The Kaiser Family Foundation reports that 89 percent of people believe doctors should discuss end-of-life care with their patients, but only 17 percent have had these conversations.
Medicare’s end-of-life counseling policy may find acceptance
Making such decisions is always difficult, but we need to do that. And then we need to use the power we have to inform our health-care providers and loved ones of our preferences, through advance directives and naming an agent to speak for us if we can’t speak for ourselves.
The process starts with making your wishes for your care known to your family and your health-care providers. You may want to talk with trusted friends or people in your faith community. These conversations will relieve loved ones and health-care providers of the need to guess what you want done and not done if you ever face a medical crisis and can’t speak for yourself. Advance directives are legal documents that allow you to make your end-of-life wishes known in case you can’t communicate them yourself, and empower a trusted family member or friend to speak for you. This person, or agent, should understand your wishes and feel comfortable making important decisions for you.
A 2014 report by the Institute of Medicine identified a pressing need for public education and engagement about advance-care directives on the societal level, to build support for public and institutional policies that ensure high-quality, sustainable care; on the community and family levels, to raise awareness and elevate expectations about care options; and on the individual level, to motivate and facilitate planning and meaningful conversations with family members and caregivers.
Visit nhdd.org for tools to assist with thoughtful reflection on health-care choices.
In addition to beginning your own process of discussing, deciding and documenting your wishes, you can become part of the growing conversation to encourage planning for end-of-life care in your community. These are critical steps toward ensuring that the benefits of advance-care planning are available to every South Carolinian.

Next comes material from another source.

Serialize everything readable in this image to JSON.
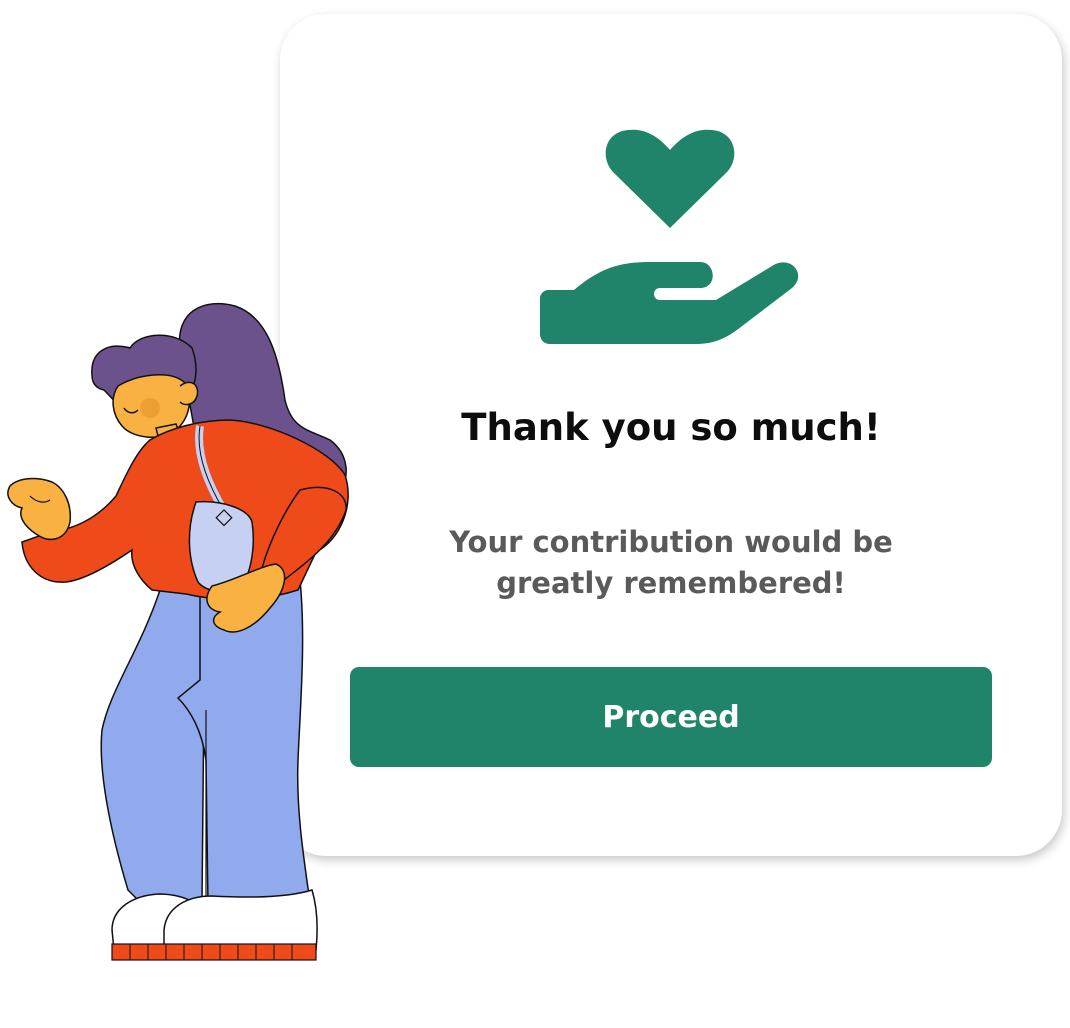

Dr. John Ropp
Project Director for Advance Care Planning, S.C. Medical Association